However, such tools are available now, and the numbers in the table can not be added across teams: it is not the case that if every team begins to draft according to such a model, that they would all add hundreds of millions of dollars of value. If everybody drafts according to the model, there would be no additional gains. On the contrary, the gains to using the model are restricted and concentrated only to those teams who use it.
For example, if Memphis had been the only team to use this model, it would have received almost a quarter of a billion dollars in extra production over the past decade.
Among many teams, analytics is often viewed as just another input. In fact, if done properly, it seems as if analytics can be a substantial revenue source for a team. Neglecting it could be costing your favorite team millions of dollars in lost production each year.
It is possible that basketball analytics is at a similar crossroads to where Wall Street was a few decades ago. Guts feelings and intuition were highly prized both culturally and monetarily, until a few visionary companies began a more quantitative and analytical approach, eventually leading to a huge influx of Ph.D.’s and quants. And those quants became ever more specialized with ever-increasing salaries, because in a competitive environment, the second-best model is almost as bad as no model at all. At the time, it was as unthinkable on Wall Street as it would be today in sports for the highest paid employee to be a number-cruncher rather than a former athlete. Today, in finance, it is the norm. What will tomorrow bring for sports?
- Philip Maymin
Philip Maymin is an Assistant Professor of Finance and Risk Engineering at the NYU School of Engineering. He has authored or co-authored several basketball analytics papers on topics such as early foul trouble, free throw shooting trajectories, team chemistry, and acceleration in the NBA. He is a founding co-editor-in-chief of the Journal of Sports Analytics, a new journal which is now soliciting general submissions of practical sports analytics research. And he has been an analytics consultant for several teams.
In finance, Philip has published more than 20 articles in the fields of behavioral finance, algorithmic finance, portfolio management, and risk management, as well as a textbook on derivatives pricing. He is also the founding managing editor of the journal Algorithmic Finance. He has been a portfolio manager at Long-Term Capital Management, Ellington Management Group, and his own hedge fund, Maymin Capital Management. He has also been a policy scholar for a free market think tank, a Justice of the Peace, a Congressional candidate, a columnist, a sportswriter, and an award-winning journalist. He was a finalist for the 2010 Bastiat Prize for Online Journalism. He holds a Ph.D. in Finance from the University of Chicago, a Master’s in Applied Mathematics from Harvard University, and a Bachelor’s in Computer Science from Harvard University.
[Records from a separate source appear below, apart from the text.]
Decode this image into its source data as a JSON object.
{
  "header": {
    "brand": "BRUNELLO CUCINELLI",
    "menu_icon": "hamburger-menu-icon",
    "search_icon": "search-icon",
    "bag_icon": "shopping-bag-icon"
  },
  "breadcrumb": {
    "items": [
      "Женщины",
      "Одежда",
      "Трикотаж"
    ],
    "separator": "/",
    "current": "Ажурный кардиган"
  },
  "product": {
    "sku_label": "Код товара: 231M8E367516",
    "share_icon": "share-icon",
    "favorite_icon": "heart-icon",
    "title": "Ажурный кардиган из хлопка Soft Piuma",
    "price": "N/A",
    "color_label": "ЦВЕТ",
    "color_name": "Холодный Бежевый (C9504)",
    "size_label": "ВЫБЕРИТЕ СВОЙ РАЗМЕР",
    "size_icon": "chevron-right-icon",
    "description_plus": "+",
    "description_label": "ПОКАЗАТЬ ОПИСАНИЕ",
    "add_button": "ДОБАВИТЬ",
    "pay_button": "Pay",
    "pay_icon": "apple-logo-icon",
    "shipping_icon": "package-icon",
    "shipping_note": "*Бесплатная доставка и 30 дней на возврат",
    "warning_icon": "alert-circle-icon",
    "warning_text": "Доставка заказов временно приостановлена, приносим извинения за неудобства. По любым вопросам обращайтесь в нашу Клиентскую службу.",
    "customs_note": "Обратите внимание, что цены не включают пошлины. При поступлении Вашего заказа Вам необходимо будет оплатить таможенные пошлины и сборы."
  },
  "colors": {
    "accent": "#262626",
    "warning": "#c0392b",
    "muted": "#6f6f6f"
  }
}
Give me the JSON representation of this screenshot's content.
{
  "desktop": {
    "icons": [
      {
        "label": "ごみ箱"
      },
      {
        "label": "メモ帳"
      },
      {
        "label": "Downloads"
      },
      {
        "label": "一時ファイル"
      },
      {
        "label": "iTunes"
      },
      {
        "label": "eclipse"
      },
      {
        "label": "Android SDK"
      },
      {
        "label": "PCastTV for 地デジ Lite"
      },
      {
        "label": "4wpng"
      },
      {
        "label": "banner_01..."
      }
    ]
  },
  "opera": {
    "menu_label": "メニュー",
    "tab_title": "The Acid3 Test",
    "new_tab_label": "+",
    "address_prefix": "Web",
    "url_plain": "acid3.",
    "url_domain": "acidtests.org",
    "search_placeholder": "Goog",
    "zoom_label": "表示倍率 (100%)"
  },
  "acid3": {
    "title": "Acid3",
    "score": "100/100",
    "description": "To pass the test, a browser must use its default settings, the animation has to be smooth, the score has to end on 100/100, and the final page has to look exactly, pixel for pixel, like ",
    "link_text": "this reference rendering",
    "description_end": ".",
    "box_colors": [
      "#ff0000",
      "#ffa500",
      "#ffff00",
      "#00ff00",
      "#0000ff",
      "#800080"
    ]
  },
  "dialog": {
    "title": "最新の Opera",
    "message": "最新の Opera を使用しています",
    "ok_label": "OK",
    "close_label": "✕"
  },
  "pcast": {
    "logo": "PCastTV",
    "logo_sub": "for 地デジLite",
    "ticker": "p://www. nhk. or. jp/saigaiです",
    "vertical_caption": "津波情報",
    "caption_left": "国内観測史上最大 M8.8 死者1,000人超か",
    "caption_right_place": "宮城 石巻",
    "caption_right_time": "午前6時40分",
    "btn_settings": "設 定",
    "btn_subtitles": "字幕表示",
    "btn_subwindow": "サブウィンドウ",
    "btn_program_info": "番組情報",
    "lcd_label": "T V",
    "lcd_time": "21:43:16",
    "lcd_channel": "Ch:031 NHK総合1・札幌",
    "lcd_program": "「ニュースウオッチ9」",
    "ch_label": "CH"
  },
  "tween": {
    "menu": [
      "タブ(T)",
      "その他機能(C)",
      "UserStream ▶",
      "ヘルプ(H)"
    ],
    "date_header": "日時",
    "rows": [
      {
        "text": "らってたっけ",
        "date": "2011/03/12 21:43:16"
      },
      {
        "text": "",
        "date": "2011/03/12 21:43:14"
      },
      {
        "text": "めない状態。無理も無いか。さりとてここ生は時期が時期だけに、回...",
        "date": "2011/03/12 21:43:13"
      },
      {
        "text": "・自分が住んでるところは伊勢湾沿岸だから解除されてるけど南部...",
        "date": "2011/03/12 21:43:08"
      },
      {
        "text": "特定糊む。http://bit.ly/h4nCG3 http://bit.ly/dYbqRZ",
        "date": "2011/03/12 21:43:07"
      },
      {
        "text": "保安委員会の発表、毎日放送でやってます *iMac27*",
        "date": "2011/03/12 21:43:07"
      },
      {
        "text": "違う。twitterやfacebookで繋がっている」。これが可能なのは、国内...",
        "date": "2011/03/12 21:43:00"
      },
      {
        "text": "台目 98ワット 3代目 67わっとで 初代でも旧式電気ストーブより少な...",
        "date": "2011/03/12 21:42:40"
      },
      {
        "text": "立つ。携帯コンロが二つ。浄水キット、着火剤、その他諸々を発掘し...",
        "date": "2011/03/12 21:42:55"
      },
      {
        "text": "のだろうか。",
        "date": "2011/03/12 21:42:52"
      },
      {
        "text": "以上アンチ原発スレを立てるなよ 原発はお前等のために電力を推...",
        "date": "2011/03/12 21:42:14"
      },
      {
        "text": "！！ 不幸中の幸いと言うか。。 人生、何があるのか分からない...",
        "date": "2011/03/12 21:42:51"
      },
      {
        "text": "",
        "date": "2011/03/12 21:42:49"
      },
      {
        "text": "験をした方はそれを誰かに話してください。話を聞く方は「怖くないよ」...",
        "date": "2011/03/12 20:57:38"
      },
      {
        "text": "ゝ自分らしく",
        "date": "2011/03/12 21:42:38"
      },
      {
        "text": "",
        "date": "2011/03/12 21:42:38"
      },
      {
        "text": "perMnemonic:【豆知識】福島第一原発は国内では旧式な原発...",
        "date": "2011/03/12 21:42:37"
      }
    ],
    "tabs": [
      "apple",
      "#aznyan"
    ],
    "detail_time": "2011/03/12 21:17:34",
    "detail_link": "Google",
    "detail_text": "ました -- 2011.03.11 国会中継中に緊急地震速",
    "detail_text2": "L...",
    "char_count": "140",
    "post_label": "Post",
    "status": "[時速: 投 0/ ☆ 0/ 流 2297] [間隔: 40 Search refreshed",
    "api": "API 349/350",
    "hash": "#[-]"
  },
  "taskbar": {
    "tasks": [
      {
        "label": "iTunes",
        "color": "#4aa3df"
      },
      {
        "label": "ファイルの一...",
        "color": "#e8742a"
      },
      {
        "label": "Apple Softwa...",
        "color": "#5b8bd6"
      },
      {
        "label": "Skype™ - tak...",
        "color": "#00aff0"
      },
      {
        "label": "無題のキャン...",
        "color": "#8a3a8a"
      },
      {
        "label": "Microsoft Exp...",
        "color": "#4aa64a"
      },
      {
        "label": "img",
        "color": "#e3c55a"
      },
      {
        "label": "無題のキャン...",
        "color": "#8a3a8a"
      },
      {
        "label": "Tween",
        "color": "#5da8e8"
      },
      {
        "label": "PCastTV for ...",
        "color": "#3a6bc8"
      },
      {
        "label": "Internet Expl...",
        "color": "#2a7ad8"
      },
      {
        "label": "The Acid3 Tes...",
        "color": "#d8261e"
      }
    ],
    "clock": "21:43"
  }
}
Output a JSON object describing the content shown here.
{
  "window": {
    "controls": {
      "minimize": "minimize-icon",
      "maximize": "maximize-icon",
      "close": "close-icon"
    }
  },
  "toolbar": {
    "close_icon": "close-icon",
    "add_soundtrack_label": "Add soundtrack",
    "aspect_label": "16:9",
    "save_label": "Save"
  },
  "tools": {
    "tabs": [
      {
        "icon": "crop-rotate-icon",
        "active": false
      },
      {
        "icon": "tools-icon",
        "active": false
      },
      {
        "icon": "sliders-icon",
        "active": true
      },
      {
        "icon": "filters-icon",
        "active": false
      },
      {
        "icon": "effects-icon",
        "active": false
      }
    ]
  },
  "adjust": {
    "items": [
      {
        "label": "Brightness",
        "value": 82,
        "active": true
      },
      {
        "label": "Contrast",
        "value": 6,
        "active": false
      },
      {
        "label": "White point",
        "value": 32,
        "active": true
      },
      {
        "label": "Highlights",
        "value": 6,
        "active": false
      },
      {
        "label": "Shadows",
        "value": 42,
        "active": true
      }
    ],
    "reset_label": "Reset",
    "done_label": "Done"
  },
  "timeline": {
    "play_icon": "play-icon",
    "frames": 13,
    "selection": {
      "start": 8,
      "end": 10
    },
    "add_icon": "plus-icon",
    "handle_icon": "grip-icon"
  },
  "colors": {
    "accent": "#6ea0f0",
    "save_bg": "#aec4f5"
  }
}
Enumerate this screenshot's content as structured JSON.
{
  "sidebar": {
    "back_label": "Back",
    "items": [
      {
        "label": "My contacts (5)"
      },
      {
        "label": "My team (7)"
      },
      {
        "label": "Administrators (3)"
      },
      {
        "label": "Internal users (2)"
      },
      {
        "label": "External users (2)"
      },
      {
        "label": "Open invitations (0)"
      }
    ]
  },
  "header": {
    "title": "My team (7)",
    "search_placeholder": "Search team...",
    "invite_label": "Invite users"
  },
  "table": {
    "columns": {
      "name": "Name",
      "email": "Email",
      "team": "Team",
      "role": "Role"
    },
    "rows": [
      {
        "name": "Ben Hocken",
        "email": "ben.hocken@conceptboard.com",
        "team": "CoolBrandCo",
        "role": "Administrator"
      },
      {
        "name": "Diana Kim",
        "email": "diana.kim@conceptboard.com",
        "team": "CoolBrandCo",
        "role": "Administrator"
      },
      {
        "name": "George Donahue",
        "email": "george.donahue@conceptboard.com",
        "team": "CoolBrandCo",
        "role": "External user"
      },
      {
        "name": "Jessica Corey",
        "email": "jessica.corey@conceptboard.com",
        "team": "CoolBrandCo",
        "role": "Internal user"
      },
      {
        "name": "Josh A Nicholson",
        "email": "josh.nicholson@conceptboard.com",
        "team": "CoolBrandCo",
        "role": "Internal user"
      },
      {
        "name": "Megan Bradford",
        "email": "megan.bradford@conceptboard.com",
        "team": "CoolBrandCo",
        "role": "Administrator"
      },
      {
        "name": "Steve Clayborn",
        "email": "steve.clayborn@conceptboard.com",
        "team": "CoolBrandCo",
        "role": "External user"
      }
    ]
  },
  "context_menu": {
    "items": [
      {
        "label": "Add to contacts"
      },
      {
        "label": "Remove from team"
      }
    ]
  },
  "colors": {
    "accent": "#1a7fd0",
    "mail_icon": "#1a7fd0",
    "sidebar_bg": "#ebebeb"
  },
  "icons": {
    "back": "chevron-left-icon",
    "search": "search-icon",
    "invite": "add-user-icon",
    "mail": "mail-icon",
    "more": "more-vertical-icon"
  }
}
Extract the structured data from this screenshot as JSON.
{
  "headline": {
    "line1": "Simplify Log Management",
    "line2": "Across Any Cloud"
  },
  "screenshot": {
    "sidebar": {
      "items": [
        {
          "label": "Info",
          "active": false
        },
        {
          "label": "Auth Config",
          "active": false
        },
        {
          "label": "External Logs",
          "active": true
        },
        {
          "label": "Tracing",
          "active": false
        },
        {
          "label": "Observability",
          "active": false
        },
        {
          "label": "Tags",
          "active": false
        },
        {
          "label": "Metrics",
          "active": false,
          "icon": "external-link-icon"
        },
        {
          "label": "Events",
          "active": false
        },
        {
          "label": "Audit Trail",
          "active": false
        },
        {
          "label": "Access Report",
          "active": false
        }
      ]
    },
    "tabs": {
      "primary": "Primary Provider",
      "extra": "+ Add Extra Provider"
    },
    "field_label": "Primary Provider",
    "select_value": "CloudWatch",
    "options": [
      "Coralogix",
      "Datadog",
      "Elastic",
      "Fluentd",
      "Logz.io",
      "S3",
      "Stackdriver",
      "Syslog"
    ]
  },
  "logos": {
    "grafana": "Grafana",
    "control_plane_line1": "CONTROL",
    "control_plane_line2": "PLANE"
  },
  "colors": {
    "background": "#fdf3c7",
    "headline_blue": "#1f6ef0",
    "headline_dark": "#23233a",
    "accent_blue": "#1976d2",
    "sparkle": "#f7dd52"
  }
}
He also holds a J.D. and is an attorney-at-law admitted to practice in California.
His home page is here and the most up-to-date version of his working paper on profiting from machine learning in the NBA draft can be found and downloaded here. It also includes year-by-year draft and comparison tables for each team.